### ACTIVITY
Every record below is to be repeated exactly, with the pictures left out.

─── DATA RECORDS ───

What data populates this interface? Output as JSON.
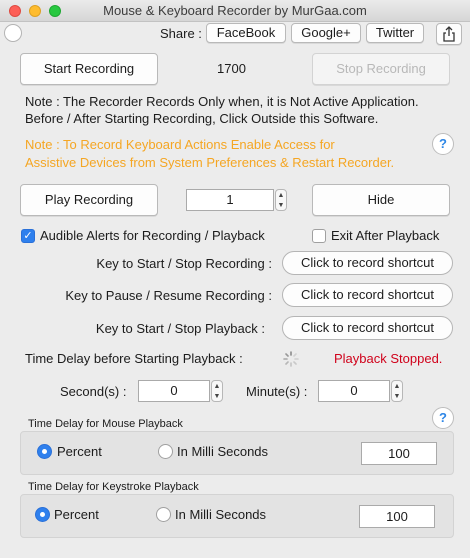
{
  "window": {
    "title": "Mouse & Keyboard Recorder by MurGaa.com"
  },
  "share": {
    "label": "Share :",
    "facebook": "FaceBook",
    "google": "Google+",
    "twitter": "Twitter"
  },
  "recording": {
    "start_label": "Start Recording",
    "count": "1700",
    "stop_label": "Stop Recording"
  },
  "notes": {
    "line1": "Note : The Recorder Records Only when, it is Not Active Application.",
    "line2": "Before / After Starting Recording, Click Outside this Software.",
    "orange1": "Note : To Record Keyboard Actions Enable Access for",
    "orange2": "Assistive Devices from System Preferences & Restart Recorder."
  },
  "playback": {
    "play_label": "Play Recording",
    "repeat": "1",
    "hide_label": "Hide"
  },
  "options": {
    "audible_label": "Audible Alerts for Recording / Playback",
    "audible_checked": true,
    "exit_label": "Exit After Playback",
    "exit_checked": false
  },
  "shortcuts": [
    {
      "label": "Key to Start / Stop Recording :",
      "button": "Click to record shortcut"
    },
    {
      "label": "Key to Pause / Resume Recording :",
      "button": "Click to record shortcut"
    },
    {
      "label": "Key to Start / Stop Playback  :",
      "button": "Click to record shortcut"
    }
  ],
  "delay": {
    "label": "Time Delay before Starting Playback :",
    "status": "Playback Stopped.",
    "seconds_label": "Second(s) :",
    "seconds": "0",
    "minutes_label": "Minute(s) :",
    "minutes": "0"
  },
  "mouse_delay": {
    "title": "Time Delay for Mouse Playback",
    "percent_label": "Percent",
    "milli_label": "In Milli Seconds",
    "selected": "percent",
    "value": "100"
  },
  "key_delay": {
    "title": "Time Delay for Keystroke Playback",
    "percent_label": "Percent",
    "milli_label": "In Milli Seconds",
    "selected": "percent",
    "value": "100"
  },
  "help_glyph": "?",
  "colors": {
    "accent": "#2f80ed",
    "note_orange": "#f5a623",
    "status_red": "#d0021b"
  }
}
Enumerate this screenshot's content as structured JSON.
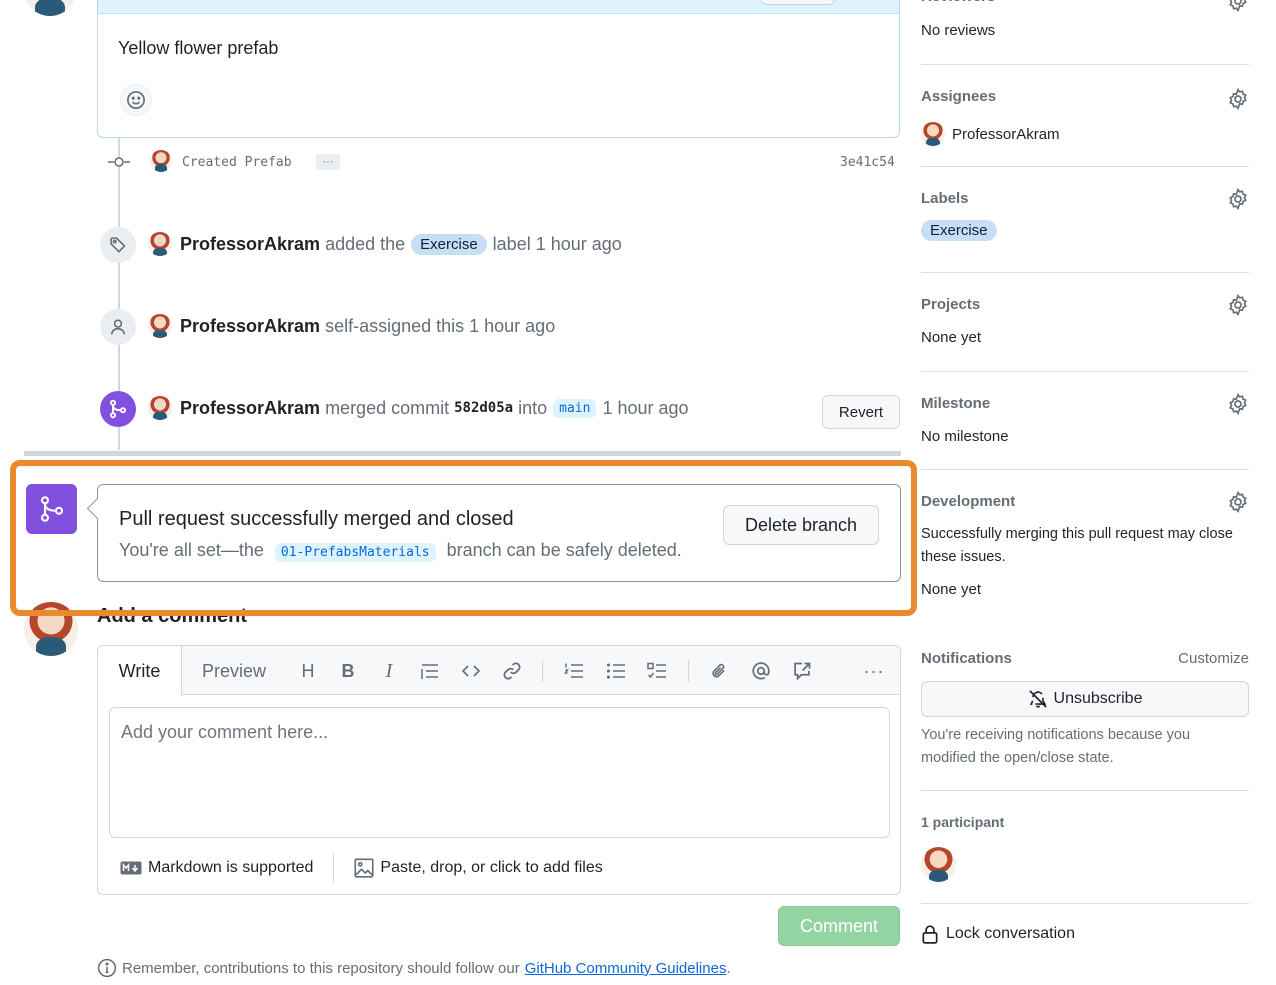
{
  "top_comment": {
    "body": "Yellow flower prefab"
  },
  "commit": {
    "message": "Created Prefab",
    "more": "···",
    "sha": "3e41c54"
  },
  "timeline": {
    "label_event": {
      "author": "ProfessorAkram",
      "action": "added the",
      "label": "Exercise",
      "suffix": "label 1 hour ago"
    },
    "assign_event": {
      "author": "ProfessorAkram",
      "action": "self-assigned this 1 hour ago"
    },
    "merge_event": {
      "author": "ProfessorAkram",
      "action": "merged commit",
      "sha": "582d05a",
      "into": "into",
      "branch": "main",
      "time": "1 hour ago",
      "revert_label": "Revert"
    }
  },
  "merge_status": {
    "title": "Pull request successfully merged and closed",
    "sub_prefix": "You're all set—the",
    "branch": "01-PrefabsMaterials",
    "sub_suffix": "branch can be safely deleted.",
    "delete_label": "Delete branch",
    "highlight_color": "#ea8a2f"
  },
  "add_comment": {
    "title": "Add a comment",
    "tabs": [
      "Write",
      "Preview"
    ],
    "placeholder": "Add your comment here...",
    "markdown_note": "Markdown is supported",
    "files_note": "Paste, drop, or click to add files",
    "submit_label": "Comment",
    "guideline_prefix": "Remember, contributions to this repository should follow our",
    "guideline_link": "GitHub Community Guidelines",
    "guideline_suffix": "."
  },
  "sidebar": {
    "reviewers": {
      "heading": "Reviewers",
      "value": "No reviews"
    },
    "assignees": {
      "heading": "Assignees",
      "value": "ProfessorAkram"
    },
    "labels": {
      "heading": "Labels",
      "value": "Exercise"
    },
    "projects": {
      "heading": "Projects",
      "value": "None yet"
    },
    "milestone": {
      "heading": "Milestone",
      "value": "No milestone"
    },
    "development": {
      "heading": "Development",
      "description": "Successfully merging this pull request may close these issues.",
      "value": "None yet"
    },
    "notifications": {
      "heading": "Notifications",
      "customize": "Customize",
      "unsubscribe": "Unsubscribe",
      "reason": "You're receiving notifications because you modified the open/close state."
    },
    "participants": {
      "heading": "1 participant"
    },
    "lock": "Lock conversation"
  }
}
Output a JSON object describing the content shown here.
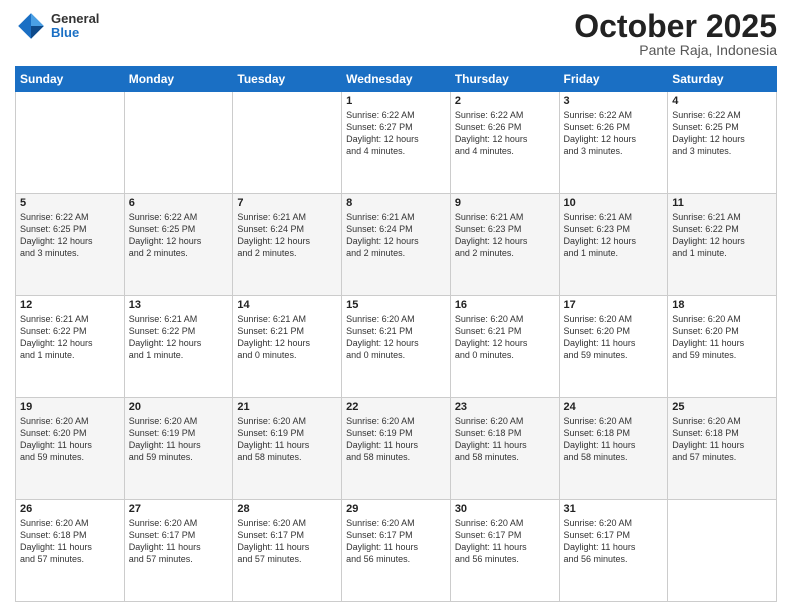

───

### WRITTEN RESPONSE
What data populates this interface? Output as JSON.
{
  "window": {
    "title": "Mouse & Keyboard Recorder by MurGaa.com"
  },
  "share": {
    "label": "Share :",
    "facebook": "FaceBook",
    "google": "Google+",
    "twitter": "Twitter"
  },
  "recording": {
    "start_label": "Start Recording",
    "count": "1700",
    "stop_label": "Stop Recording"
  },
  "notes": {
    "line1": "Note : The Recorder Records Only when, it is Not Active Application.",
    "line2": "Before / After Starting Recording, Click Outside this Software.",
    "orange1": "Note : To Record Keyboard Actions Enable Access for",
    "orange2": "Assistive Devices from System Preferences & Restart Recorder."
  },
  "playback": {
    "play_label": "Play Recording",
    "repeat": "1",
    "hide_label": "Hide"
  },
  "options": {
    "audible_label": "Audible Alerts for Recording / Playback",
    "audible_checked": true,
    "exit_label": "Exit After Playback",
    "exit_checked": false
  },
  "shortcuts": [
    {
      "label": "Key to Start / Stop Recording :",
      "button": "Click to record shortcut"
    },
    {
      "label": "Key to Pause / Resume Recording :",
      "button": "Click to record shortcut"
    },
    {
      "label": "Key to Start / Stop Playback  :",
      "button": "Click to record shortcut"
    }
  ],
  "delay": {
    "label": "Time Delay before Starting Playback :",
    "status": "Playback Stopped.",
    "seconds_label": "Second(s) :",
    "seconds": "0",
    "minutes_label": "Minute(s) :",
    "minutes": "0"
  },
  "mouse_delay": {
    "title": "Time Delay for Mouse Playback",
    "percent_label": "Percent",
    "milli_label": "In Milli Seconds",
    "selected": "percent",
    "value": "100"
  },
  "key_delay": {
    "title": "Time Delay for Keystroke Playback",
    "percent_label": "Percent",
    "milli_label": "In Milli Seconds",
    "selected": "percent",
    "value": "100"
  },
  "help_glyph": "?",
  "colors": {
    "accent": "#2f80ed",
    "note_orange": "#f5a623",
    "status_red": "#d0021b"
  }
}
Enumerate this screenshot's content as structured JSON.
{
  "top_comment": {
    "body": "Yellow flower prefab"
  },
  "commit": {
    "message": "Created Prefab",
    "more": "···",
    "sha": "3e41c54"
  },
  "timeline": {
    "label_event": {
      "author": "ProfessorAkram",
      "action": "added the",
      "label": "Exercise",
      "suffix": "label 1 hour ago"
    },
    "assign_event": {
      "author": "ProfessorAkram",
      "action": "self-assigned this 1 hour ago"
    },
    "merge_event": {
      "author": "ProfessorAkram",
      "action": "merged commit",
      "sha": "582d05a",
      "into": "into",
      "branch": "main",
      "time": "1 hour ago",
      "revert_label": "Revert"
    }
  },
  "merge_status": {
    "title": "Pull request successfully merged and closed",
    "sub_prefix": "You're all set—the",
    "branch": "01-PrefabsMaterials",
    "sub_suffix": "branch can be safely deleted.",
    "delete_label": "Delete branch",
    "highlight_color": "#ea8a2f"
  },
  "add_comment": {
    "title": "Add a comment",
    "tabs": [
      "Write",
      "Preview"
    ],
    "placeholder": "Add your comment here...",
    "markdown_note": "Markdown is supported",
    "files_note": "Paste, drop, or click to add files",
    "submit_label": "Comment",
    "guideline_prefix": "Remember, contributions to this repository should follow our",
    "guideline_link": "GitHub Community Guidelines",
    "guideline_suffix": "."
  },
  "sidebar": {
    "reviewers": {
      "heading": "Reviewers",
      "value": "No reviews"
    },
    "assignees": {
      "heading": "Assignees",
      "value": "ProfessorAkram"
    },
    "labels": {
      "heading": "Labels",
      "value": "Exercise"
    },
    "projects": {
      "heading": "Projects",
      "value": "None yet"
    },
    "milestone": {
      "heading": "Milestone",
      "value": "No milestone"
    },
    "development": {
      "heading": "Development",
      "description": "Successfully merging this pull request may close these issues.",
      "value": "None yet"
    },
    "notifications": {
      "heading": "Notifications",
      "customize": "Customize",
      "unsubscribe": "Unsubscribe",
      "reason": "You're receiving notifications because you modified the open/close state."
    },
    "participants": {
      "heading": "1 participant"
    },
    "lock": "Lock conversation"
  }
}
Output a JSON object describing the content shown here.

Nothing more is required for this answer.